The Christian world just celebrated the Feast of Pentecost. In our liturgical calendar, Pentecost ends the Easter season and opens what is traditionally known as “Ordinary Time.” The current portion of Ordinary Time will lead us all the way to Advent, when Jesus’ life events will start to mark the passing of our weeks again.
The months between Pentecost and Advent are also known as the time of the Church, a time to celebrate the success of the Christian faith and the growth of the Church. The Book of Acts tells us the story of the early Church; it all starts with Pentecost in Acts 2.
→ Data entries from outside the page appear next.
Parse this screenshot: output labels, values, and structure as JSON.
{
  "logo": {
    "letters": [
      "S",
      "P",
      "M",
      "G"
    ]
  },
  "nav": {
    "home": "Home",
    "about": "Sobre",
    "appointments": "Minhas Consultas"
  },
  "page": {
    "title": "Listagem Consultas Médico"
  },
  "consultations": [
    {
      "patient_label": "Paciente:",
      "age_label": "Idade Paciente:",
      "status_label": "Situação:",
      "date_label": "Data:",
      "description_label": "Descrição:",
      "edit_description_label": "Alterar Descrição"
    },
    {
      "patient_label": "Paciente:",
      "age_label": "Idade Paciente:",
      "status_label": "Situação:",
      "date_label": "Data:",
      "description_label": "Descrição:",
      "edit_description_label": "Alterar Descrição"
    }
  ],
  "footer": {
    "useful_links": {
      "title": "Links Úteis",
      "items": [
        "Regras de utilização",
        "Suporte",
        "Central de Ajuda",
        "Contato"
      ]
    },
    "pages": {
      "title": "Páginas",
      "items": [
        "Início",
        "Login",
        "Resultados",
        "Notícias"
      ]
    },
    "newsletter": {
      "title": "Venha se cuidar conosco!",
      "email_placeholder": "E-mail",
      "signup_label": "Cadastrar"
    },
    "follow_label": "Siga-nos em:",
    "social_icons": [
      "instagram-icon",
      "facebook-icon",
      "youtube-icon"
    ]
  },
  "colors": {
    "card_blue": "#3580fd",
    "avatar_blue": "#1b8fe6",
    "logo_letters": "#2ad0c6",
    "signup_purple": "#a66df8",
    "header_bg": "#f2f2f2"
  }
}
After Jesus’ Ascension, the disciples are gathered in Jerusalem awaiting the coming of the Holy Spirit as promised to them. A loud noise is heard and tongues of fire descend from the sky and touch each apostle; filled with the Spirit, the apostles start preaching in other languages and, by miracle, each person in the crowd can hear them in his/her own language.
To describe those uncommon events, Luke uses imagery similar to both God’s apparition at the Mount Sinai (Exodus 19:16-19) and Jesus’ baptism (Luke 3:21-22). Such important allusions indicate that a new covenant is being established that day between God and humankind while the apostles receive the authority to start their own ministry and preach the Good News to the world. As the list of nations suggests, representatives of every known country are present in Jerusalem to witness the events and their presence anticipates the proclamation of the new covenant to the entire world (Acts 1:8). Despite Jesus’ death and departure, the Gospel will live and be announced to all.
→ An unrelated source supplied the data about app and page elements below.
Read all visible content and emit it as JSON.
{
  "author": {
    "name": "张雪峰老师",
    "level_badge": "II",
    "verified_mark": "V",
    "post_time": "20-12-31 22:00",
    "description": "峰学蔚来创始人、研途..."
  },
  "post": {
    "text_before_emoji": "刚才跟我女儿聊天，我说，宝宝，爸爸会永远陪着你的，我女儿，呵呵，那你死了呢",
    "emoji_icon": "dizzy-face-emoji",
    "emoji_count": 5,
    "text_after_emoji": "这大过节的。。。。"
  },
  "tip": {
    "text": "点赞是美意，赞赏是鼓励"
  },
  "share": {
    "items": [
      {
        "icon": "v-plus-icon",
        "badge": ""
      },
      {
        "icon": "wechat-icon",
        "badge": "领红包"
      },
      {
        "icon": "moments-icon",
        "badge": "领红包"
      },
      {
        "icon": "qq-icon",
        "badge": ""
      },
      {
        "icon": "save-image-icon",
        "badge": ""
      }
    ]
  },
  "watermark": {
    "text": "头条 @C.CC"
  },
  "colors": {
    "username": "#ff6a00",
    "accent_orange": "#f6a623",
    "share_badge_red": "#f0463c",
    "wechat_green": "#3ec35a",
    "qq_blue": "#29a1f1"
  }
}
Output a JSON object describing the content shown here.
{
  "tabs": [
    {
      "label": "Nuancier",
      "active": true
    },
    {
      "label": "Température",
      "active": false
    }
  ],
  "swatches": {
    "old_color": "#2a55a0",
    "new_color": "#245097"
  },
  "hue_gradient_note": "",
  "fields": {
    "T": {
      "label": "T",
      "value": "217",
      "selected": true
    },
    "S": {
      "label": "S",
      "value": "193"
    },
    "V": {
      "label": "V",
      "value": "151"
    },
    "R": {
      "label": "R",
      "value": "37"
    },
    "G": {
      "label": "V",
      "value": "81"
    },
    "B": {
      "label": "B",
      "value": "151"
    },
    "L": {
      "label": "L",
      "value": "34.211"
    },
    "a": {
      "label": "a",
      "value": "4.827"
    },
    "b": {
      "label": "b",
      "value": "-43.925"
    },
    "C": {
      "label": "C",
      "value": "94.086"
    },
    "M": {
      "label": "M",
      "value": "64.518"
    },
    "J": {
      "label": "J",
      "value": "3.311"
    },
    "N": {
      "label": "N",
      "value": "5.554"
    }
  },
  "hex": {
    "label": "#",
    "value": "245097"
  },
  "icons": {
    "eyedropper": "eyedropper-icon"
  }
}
In that sense, Pentecost is a message of survival and hope, of perseverance and faith, of community and equality. This is the story of Pentecost I grew up hearing.
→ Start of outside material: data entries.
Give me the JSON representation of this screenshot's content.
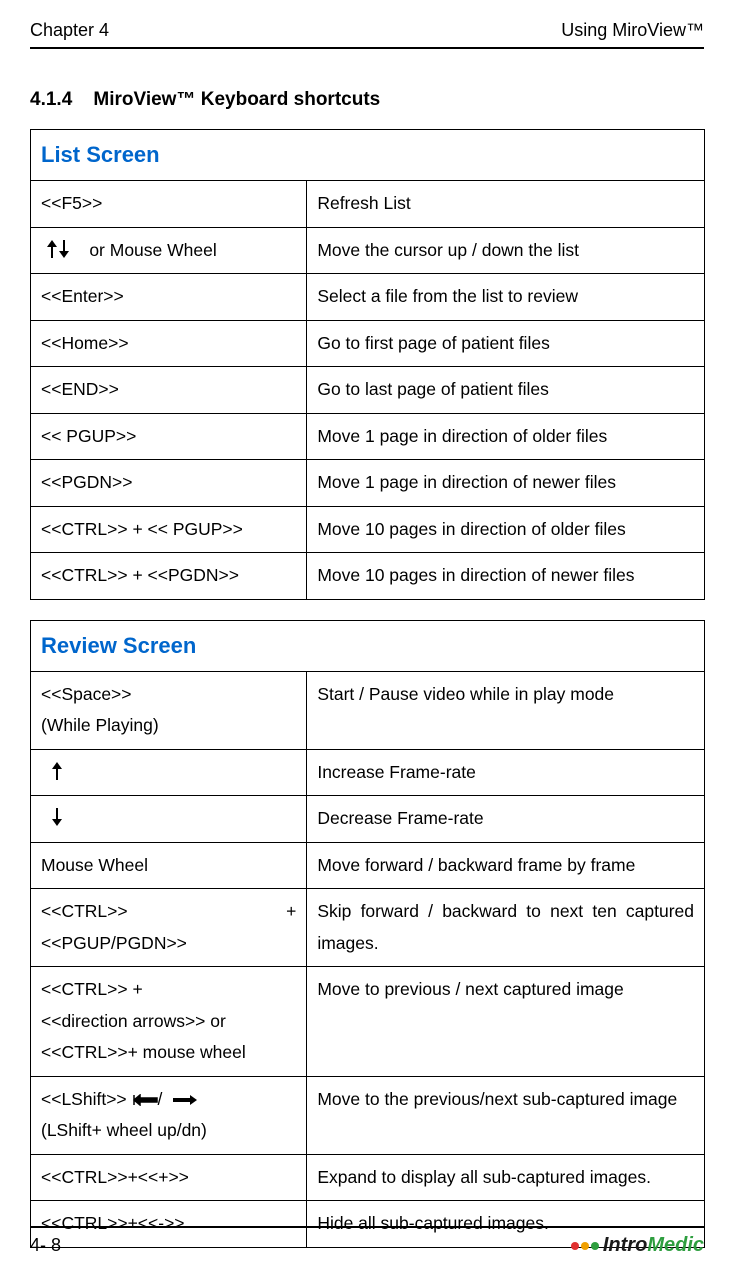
{
  "header": {
    "chapter": "Chapter 4",
    "title": "Using MiroView™"
  },
  "section": {
    "number": "4.1.4",
    "title": "MiroView™ Keyboard shortcuts"
  },
  "tables": {
    "list_screen": {
      "title": "List Screen",
      "rows": [
        {
          "key": "<<F5>>",
          "desc": "Refresh List"
        },
        {
          "key_prefix_icons": true,
          "key": "   or Mouse Wheel",
          "desc": "Move the cursor up / down the list"
        },
        {
          "key": "<<Enter>>",
          "desc": "Select a file from the list to review"
        },
        {
          "key": "<<Home>>",
          "desc": "Go to first page of patient files"
        },
        {
          "key": "<<END>>",
          "desc": " Go to last page of patient files"
        },
        {
          "key": "<< PGUP>>",
          "desc": "Move 1 page in direction of older files"
        },
        {
          "key": "<<PGDN>>",
          "desc": "Move 1 page in direction of newer files"
        },
        {
          "key": "<<CTRL>> + << PGUP>>",
          "desc": "Move 10 pages in direction of older files"
        },
        {
          "key": "<<CTRL>> + <<PGDN>>",
          "desc": "Move 10 pages in direction of newer files"
        }
      ]
    },
    "review_screen": {
      "title": "Review Screen",
      "rows": [
        {
          "key_lines": [
            "<<Space>>",
            "(While Playing)"
          ],
          "desc": "Start / Pause video while in play mode"
        },
        {
          "icon_only": "up",
          "desc": "Increase Frame-rate"
        },
        {
          "icon_only": "down",
          "desc": "Decrease Frame-rate"
        },
        {
          "key": "Mouse Wheel",
          "desc": "Move forward / backward frame by frame"
        },
        {
          "key_ctrl_plus": {
            "left": "<<CTRL>>",
            "right": "+",
            "second": "<<PGUP/PGDN>>"
          },
          "desc": "Skip forward / backward to next ten captured images.",
          "justify": true
        },
        {
          "key_lines": [
            "<<CTRL>> +",
            "<<direction arrows>> or",
            "<<CTRL>>+ mouse wheel"
          ],
          "desc": "Move to previous / next  captured image"
        },
        {
          "key_shift_arrows": {
            "prefix": "<<LShift>> ",
            "suffix": "(LShift+ wheel up/dn)"
          },
          "desc": "Move to the previous/next sub-captured image",
          "justify": true
        },
        {
          "key": "<<CTRL>>+<<+>>",
          "desc": "Expand to display all sub-captured images.",
          "justify": true
        },
        {
          "key": "<<CTRL>>+<<->>",
          "desc": "   Hide all sub-captured images."
        }
      ]
    }
  },
  "footer": {
    "page": "4- 8",
    "logo": {
      "intro": "Intro",
      "medic": "Medic",
      "bullets": [
        "#e03030",
        "#f0a000",
        "#2e9e3f"
      ]
    }
  }
}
I was born in the early days of the month of June; thus, my birthday often coincides with Pentecost. Back in my home country, Switzerland, Pentecost and the Monday after Pentecost are a national holiday and we enjoy a long 3-day weekend. Growing up, I got accustomed to celebrating my birthday during those special days when we would often gather for a family meal or take a trip. On the Pentecost Sunday, my church would usually celebrate Confirmations, it was always a big ceremony, with a lot of people and singing and colorful flowers. In my own context, I always thought of Pentecost as the celebratory feast that, indeed was bringing our Christian faith full circle!
I realized much later that in other parts of the world, however, the message of a universal conversion, the conversion of every nation “to the ends of the earth,” may resonate differently. My early understanding of Pentecost was challenged by voices from other parts of the world who may have heard in the story a desire to impose Christianity at any cost in countries around the world? Could it be that colonialism finds some of its roots in a distorted interpretation of Pentecost?
Over the past few years, the rise of an African theological discourse has shed light in new ways on how Western Christianity used the Bible as a tool for oppression and colonial power. In stark contrast with the original Pentecost story, the actions of the Church became in many cases violent, destroying nations, bringing a message that silenced other voices. From its origins as a group of poor people mourning the death of Jesus in Jerusalem, Christianity became an Empire that fully embraced power. This is a side of our history I needed to learn and that contemporary Christians need to keep in mind.
But as we re-read the story of Pentecost through the lens of colonial history we can experience the text in new positive ways as well. For instance, the list of all the nations that are witness to the descent of the Holy Spirit is traditionally read as a way to encompass the entire world in the mission of the early Church. Recent interpretations suggest that this very list translates in fact an act of resistance against the Roman Empire celebrating diversity and plurality:
The catalogue of nations, once under Roman Empire is now depicted by Luke as being proselytized by the early Christian movement. Roman historians… had claimed authority on these twelve kingdoms and Luke counters their imperial ideology by claiming that the nations were under the new master, who is Jesus Christ. (I. Kamudzandu, “The Holy Spirit as the Decolonizing and Re-Negotiating Power in Luke,” online source, p. 7)
Empires get rid of the name of the countries they invade and control (think about the age of the USSR and the number of countries that have been reborn since its fall in 1989.) Luke, however, names each nation and highlights the fact that they speak different languages. What matters here is that under Christ’s reign no one will be erased from the map!
As we are entering the Ordinary Time of the Church, how can we make sure that we become as inclusive as possible, as respectful of our differences as possible, and thus demonstrate to the world the power of the Holy Spirit?